The popular runtime environment Node.js for back-end web development makes it easier to create more complex and large-scale apps. However, the complexity of the codebase and dependency management become more difficult.
As working on a project, developers frequently run across the issue of the node_modules directory growing quickly. Because of its constant expansion, integrating this directory into version control repositories presents a considerable challenge. Developers utilize the .gitignore file as a crucial tool for resolving this issue. This file is essential for reducing versioning issues and facilitating a simpler, more effective project dependency management process.
In this article, we will look at various elements of managing Node.js dependencies, explore the usage of .gitignore, and discover best practices for maintaining a clean and functional Git repository. Let’s start with a short introduction to node_modules.
Introduction to node_modules Folder
In most Node.js applications, the node_modules folder is a common folder. It acts as the area where Node.js stores project dependencies by default. These dependencies are usually downloaded and kept in the node_modules folder when you install additional modules for your Node.js project via npm (Node Package Manager) or yarn.
The node_modules directory serves the following main purposes:
- Node.js projects require dependencies, which are external libraries or modules. The main function of node_modules is to hold these dependencies. The project package includes information on these dependencies in package.json.
- Every Node.js project has the option to have a node_modules directory of its own, which guarantees that dependencies are kept within the project. Node.js allows projects to specify the exact versions of their dependencies in the package.json file.
- Project dependencies may be quickly installed in the node_modules directory by developers from the package.json file by using commands like yarn install or npm install.
Introduction to .gitignore File
Git version control allows the intentional removal of specific files and directories from tracking, which may be accomplished by using a special file called “.gitignore”. Placed at the root of the repository, this file acts as a configuration file to define untracked items that Git should ignore.
When you have new files that you want to ignore, you must manually modify and commit the .gitignore file. The .gitignore file includes patterns that are matched against file names in your repository to decide whether or not they should be ignored. Notably, there is no explicit “git ignore” command.
Creating a .gitignore File to Ignore node_modules
Step 1: To create a .gitignore file, first open your terminal with the project root directory and run the following command:
echo ""> .gitignore
In this image, we can see that after using the command “echo “”> .gitignore” an empty .gitignore file is created inside the root directory
Step 2: Open the .gitignore file, and specify the file names that you wish to ignore. Every file name has to be typed on a separate line, for example:
This image shows that we have added a file named “input2.txt” and a folder named “node_modules” inside the .gitignore file as an example.
Step 3: Initialize and commit git in your terminal:
git add .
git commit -m "First Commit"
Step 4: Verify the git repository’s status. Every time you make changes and commit, git will disregard the file or files you put into the .gitignore file:
After committing the codebase with the .gitignore file you will be able to see which files are disregarded based on the patterns set in the .gitignore file.
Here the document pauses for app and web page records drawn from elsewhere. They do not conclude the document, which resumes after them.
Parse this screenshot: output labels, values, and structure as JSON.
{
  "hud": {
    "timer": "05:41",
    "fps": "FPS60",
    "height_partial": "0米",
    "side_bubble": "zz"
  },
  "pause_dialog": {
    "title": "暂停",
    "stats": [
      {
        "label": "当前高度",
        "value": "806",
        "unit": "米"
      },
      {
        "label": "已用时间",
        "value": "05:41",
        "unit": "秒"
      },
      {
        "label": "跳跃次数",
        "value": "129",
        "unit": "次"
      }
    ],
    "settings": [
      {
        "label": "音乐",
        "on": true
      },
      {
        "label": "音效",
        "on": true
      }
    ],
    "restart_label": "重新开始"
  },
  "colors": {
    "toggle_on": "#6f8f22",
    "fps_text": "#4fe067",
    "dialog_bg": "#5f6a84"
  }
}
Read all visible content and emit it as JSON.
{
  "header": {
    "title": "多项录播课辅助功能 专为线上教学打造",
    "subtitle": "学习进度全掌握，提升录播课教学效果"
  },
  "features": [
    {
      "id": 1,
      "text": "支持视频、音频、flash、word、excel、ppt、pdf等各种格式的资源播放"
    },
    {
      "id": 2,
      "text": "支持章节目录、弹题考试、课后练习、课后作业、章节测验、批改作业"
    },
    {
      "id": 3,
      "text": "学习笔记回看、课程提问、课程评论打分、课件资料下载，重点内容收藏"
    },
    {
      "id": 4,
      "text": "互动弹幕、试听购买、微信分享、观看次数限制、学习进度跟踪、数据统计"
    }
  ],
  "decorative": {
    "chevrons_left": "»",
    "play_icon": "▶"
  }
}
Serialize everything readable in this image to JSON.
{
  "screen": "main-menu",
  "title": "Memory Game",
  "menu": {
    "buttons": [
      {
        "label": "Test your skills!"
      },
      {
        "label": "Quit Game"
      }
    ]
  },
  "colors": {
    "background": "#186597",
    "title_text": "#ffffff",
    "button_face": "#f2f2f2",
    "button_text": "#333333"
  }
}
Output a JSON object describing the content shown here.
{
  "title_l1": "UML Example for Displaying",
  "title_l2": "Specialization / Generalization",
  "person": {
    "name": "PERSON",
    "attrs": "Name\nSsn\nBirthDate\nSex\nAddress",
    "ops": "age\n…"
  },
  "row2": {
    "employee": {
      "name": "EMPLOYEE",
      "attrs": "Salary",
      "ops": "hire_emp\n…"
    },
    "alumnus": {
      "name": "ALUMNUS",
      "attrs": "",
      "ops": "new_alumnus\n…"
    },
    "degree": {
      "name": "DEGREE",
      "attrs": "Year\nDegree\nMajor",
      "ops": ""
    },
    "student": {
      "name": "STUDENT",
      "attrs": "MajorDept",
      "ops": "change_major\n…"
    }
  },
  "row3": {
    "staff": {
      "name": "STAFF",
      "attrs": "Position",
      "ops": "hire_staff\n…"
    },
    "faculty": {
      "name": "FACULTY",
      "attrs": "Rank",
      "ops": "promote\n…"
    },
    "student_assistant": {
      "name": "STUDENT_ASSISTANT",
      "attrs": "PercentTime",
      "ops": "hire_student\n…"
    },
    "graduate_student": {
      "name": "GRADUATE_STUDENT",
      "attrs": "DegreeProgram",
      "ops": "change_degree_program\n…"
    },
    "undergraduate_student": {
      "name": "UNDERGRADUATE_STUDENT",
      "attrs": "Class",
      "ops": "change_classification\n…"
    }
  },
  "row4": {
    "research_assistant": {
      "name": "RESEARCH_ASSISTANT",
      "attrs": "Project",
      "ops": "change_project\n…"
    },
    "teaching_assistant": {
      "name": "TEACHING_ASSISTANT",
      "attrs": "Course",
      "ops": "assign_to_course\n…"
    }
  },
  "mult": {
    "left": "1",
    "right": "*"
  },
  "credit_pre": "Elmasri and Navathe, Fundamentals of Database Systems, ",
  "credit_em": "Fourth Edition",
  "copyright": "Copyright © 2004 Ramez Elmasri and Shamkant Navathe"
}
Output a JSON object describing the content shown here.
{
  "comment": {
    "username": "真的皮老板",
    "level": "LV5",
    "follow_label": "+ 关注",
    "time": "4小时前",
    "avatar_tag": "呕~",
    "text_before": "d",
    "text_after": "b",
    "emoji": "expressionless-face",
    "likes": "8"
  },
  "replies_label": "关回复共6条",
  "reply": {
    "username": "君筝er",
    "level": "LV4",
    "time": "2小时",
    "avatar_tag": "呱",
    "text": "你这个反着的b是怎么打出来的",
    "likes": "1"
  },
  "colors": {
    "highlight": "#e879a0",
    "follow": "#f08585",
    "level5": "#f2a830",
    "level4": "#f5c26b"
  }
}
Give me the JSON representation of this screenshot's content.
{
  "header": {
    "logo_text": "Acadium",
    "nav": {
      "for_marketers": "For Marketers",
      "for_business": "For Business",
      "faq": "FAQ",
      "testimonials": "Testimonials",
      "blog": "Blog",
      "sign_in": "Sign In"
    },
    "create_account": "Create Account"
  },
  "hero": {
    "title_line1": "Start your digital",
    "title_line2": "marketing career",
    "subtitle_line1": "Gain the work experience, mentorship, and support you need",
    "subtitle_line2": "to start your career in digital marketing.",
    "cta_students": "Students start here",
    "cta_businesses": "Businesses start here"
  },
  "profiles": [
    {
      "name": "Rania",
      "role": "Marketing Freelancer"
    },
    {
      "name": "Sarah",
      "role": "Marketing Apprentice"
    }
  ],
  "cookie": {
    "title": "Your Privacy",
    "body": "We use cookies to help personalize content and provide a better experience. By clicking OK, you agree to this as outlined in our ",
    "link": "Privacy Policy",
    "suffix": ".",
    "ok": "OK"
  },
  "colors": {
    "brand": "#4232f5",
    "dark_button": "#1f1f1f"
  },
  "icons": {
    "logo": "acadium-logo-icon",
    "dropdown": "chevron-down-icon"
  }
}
The “git status —ignored” command is usually used to provide information about files in your repository that have been ignored, as seen in the image above.
Note: A .gitignore file is usually stored in the repository’s root directory. The parent directory and the current working directory are other names for the root directory. All of the project’s files and other folders are located in the root folder.
Why We Should Not Commit node_modules in GitHub?
- Reduced complexity in pull requests: There will be many more files involved in the process of a pull request or merging if the dependencies are being changed. Tools start to lag or even choose not to display the entire difference.
- Size of repository: The repository size is minimized by removing the node_modules directory from version control. It will eventually be faster to work with because you won’t have to add hundreds of MB of dependencies to your repository.
- To maintain a spotless Git history: The package.json and package-lock.json file updates are stored when a new package is added. All you need to keep is the change in the package-lock.json file when you wish to upgrade the package version.
- Dependency-related merge conflicts: Working with branches may result in merge conflicts involving dependency code rather than just your code.
Removing node_modules from Version Control
Step 1: Create a file name .gitignore and add a pattern for the file or folder that you wish to ignore inside .gitignore file:
Step 2: To remove the node_module from git we can use the command:
git rm -r --cached node_modules
Step 3: Now we can commit and push the changes in the code:
git commit -m "remove node_modules"
git push origin main
To sum up, understanding how to use .gitignore for the node_modules directory is a prerequisite to using version control effectively for Node.js applications. If not managed carefully, the node_modules directory, which contains project dependencies, can have significant effects on repository size, cloning times, and overall project performance.